» **Prompt**: Repeat each record that follows, keeping it identical.
━━━ Supplied data
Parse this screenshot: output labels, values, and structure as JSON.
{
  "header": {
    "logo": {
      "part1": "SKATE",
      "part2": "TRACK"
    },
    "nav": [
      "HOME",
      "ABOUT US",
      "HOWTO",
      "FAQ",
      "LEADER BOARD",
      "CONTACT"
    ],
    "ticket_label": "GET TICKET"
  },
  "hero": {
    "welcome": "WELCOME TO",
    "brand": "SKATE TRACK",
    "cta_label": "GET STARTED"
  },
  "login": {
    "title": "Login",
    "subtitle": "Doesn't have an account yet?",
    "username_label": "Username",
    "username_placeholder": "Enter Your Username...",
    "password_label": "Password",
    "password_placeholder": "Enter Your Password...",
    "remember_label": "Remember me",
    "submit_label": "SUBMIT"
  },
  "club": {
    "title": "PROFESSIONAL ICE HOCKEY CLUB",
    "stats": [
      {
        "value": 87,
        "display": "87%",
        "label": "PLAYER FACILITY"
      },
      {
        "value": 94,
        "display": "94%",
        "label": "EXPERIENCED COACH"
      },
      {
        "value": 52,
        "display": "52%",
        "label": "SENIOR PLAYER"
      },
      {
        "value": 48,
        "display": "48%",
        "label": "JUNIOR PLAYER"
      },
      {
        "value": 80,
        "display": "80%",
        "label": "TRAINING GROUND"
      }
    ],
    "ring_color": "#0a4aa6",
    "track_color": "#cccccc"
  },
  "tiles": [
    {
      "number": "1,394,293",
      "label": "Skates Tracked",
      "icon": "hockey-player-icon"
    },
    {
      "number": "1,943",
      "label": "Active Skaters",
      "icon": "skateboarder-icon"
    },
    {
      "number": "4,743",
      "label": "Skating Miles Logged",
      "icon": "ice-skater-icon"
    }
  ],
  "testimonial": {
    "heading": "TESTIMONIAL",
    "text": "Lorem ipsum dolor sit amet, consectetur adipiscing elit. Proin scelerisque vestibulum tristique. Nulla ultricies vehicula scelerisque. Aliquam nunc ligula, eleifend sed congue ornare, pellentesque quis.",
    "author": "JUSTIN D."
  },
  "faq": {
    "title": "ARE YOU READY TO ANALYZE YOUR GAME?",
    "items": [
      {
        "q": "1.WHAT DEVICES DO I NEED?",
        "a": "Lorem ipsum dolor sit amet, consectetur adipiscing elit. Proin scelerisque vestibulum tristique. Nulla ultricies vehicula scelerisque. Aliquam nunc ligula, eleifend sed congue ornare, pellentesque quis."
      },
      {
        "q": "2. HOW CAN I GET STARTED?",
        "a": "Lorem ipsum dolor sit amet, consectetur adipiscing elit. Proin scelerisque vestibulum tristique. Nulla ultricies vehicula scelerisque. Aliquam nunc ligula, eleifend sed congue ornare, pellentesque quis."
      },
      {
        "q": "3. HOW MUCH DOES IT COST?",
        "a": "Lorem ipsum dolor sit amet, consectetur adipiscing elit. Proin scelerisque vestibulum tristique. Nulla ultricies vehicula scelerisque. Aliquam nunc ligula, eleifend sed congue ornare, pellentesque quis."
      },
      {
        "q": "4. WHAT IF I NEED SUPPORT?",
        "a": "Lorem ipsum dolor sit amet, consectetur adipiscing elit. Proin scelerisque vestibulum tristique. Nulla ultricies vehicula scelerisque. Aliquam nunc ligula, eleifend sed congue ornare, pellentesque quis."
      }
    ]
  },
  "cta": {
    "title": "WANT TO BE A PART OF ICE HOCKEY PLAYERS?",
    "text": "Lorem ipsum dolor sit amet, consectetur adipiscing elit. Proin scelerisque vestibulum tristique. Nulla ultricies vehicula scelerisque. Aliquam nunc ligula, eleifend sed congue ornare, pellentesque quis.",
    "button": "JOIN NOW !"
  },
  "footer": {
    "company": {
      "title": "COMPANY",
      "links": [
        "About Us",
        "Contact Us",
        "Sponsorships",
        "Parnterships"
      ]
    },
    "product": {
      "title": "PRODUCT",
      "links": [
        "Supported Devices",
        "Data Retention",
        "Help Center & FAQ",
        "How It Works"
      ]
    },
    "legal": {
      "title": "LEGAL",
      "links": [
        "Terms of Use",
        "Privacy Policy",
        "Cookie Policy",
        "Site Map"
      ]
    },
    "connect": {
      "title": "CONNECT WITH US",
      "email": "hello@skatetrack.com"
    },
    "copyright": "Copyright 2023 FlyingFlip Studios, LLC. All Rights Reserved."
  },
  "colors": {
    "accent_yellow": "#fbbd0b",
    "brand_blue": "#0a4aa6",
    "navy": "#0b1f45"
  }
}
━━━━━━
» **Answer below**:
Parse this screenshot: output labels, values, and structure as JSON.
{
  "header": {
    "logo": {
      "part1": "SKATE",
      "part2": "TRACK"
    },
    "nav": [
      "HOME",
      "ABOUT US",
      "HOWTO",
      "FAQ",
      "LEADER BOARD",
      "CONTACT"
    ],
    "ticket_label": "GET TICKET"
  },
  "hero": {
    "welcome": "WELCOME TO",
    "brand": "SKATE TRACK",
    "cta_label": "GET STARTED"
  },
  "login": {
    "title": "Login",
    "subtitle": "Doesn't have an account yet?",
    "username_label": "Username",
    "username_placeholder": "Enter Your Username...",
    "password_label": "Password",
    "password_placeholder": "Enter Your Password...",
    "remember_label": "Remember me",
    "submit_label": "SUBMIT"
  },
  "club": {
    "title": "PROFESSIONAL ICE HOCKEY CLUB",
    "stats": [
      {
        "value": 87,
        "display": "87%",
        "label": "PLAYER FACILITY"
      },
      {
        "value": 94,
        "display": "94%",
        "label": "EXPERIENCED COACH"
      },
      {
        "value": 52,
        "display": "52%",
        "label": "SENIOR PLAYER"
      },
      {
        "value": 48,
        "display": "48%",
        "label": "JUNIOR PLAYER"
      },
      {
        "value": 80,
        "display": "80%",
        "label": "TRAINING GROUND"
      }
    ],
    "ring_color": "#0a4aa6",
    "track_color": "#cccccc"
  },
  "tiles": [
    {
      "number": "1,394,293",
      "label": "Skates Tracked",
      "icon": "hockey-player-icon"
    },
    {
      "number": "1,943",
      "label": "Active Skaters",
      "icon": "skateboarder-icon"
    },
    {
      "number": "4,743",
      "label": "Skating Miles Logged",
      "icon": "ice-skater-icon"
    }
  ],
  "testimonial": {
    "heading": "TESTIMONIAL",
    "text": "Lorem ipsum dolor sit amet, consectetur adipiscing elit. Proin scelerisque vestibulum tristique. Nulla ultricies vehicula scelerisque. Aliquam nunc ligula, eleifend sed congue ornare, pellentesque quis.",
    "author": "JUSTIN D."
  },
  "faq": {
    "title": "ARE YOU READY TO ANALYZE YOUR GAME?",
    "items": [
      {
        "q": "1.WHAT DEVICES DO I NEED?",
        "a": "Lorem ipsum dolor sit amet, consectetur adipiscing elit. Proin scelerisque vestibulum tristique. Nulla ultricies vehicula scelerisque. Aliquam nunc ligula, eleifend sed congue ornare, pellentesque quis."
      },
      {
        "q": "2. HOW CAN I GET STARTED?",
        "a": "Lorem ipsum dolor sit amet, consectetur adipiscing elit. Proin scelerisque vestibulum tristique. Nulla ultricies vehicula scelerisque. Aliquam nunc ligula, eleifend sed congue ornare, pellentesque quis."
      },
      {
        "q": "3. HOW MUCH DOES IT COST?",
        "a": "Lorem ipsum dolor sit amet, consectetur adipiscing elit. Proin scelerisque vestibulum tristique. Nulla ultricies vehicula scelerisque. Aliquam nunc ligula, eleifend sed congue ornare, pellentesque quis."
      },
      {
        "q": "4. WHAT IF I NEED SUPPORT?",
        "a": "Lorem ipsum dolor sit amet, consectetur adipiscing elit. Proin scelerisque vestibulum tristique. Nulla ultricies vehicula scelerisque. Aliquam nunc ligula, eleifend sed congue ornare, pellentesque quis."
      }
    ]
  },
  "cta": {
    "title": "WANT TO BE A PART OF ICE HOCKEY PLAYERS?",
    "text": "Lorem ipsum dolor sit amet, consectetur adipiscing elit. Proin scelerisque vestibulum tristique. Nulla ultricies vehicula scelerisque. Aliquam nunc ligula, eleifend sed congue ornare, pellentesque quis.",
    "button": "JOIN NOW !"
  },
  "footer": {
    "company": {
      "title": "COMPANY",
      "links": [
        "About Us",
        "Contact Us",
        "Sponsorships",
        "Parnterships"
      ]
    },
    "product": {
      "title": "PRODUCT",
      "links": [
        "Supported Devices",
        "Data Retention",
        "Help Center & FAQ",
        "How It Works"
      ]
    },
    "legal": {
      "title": "LEGAL",
      "links": [
        "Terms of Use",
        "Privacy Policy",
        "Cookie Policy",
        "Site Map"
      ]
    },
    "connect": {
      "title": "CONNECT WITH US",
      "email": "hello@skatetrack.com"
    },
    "copyright": "Copyright 2023 FlyingFlip Studios, LLC. All Rights Reserved."
  },
  "colors": {
    "accent_yellow": "#fbbd0b",
    "brand_blue": "#0a4aa6",
    "navy": "#0b1f45"
  }
}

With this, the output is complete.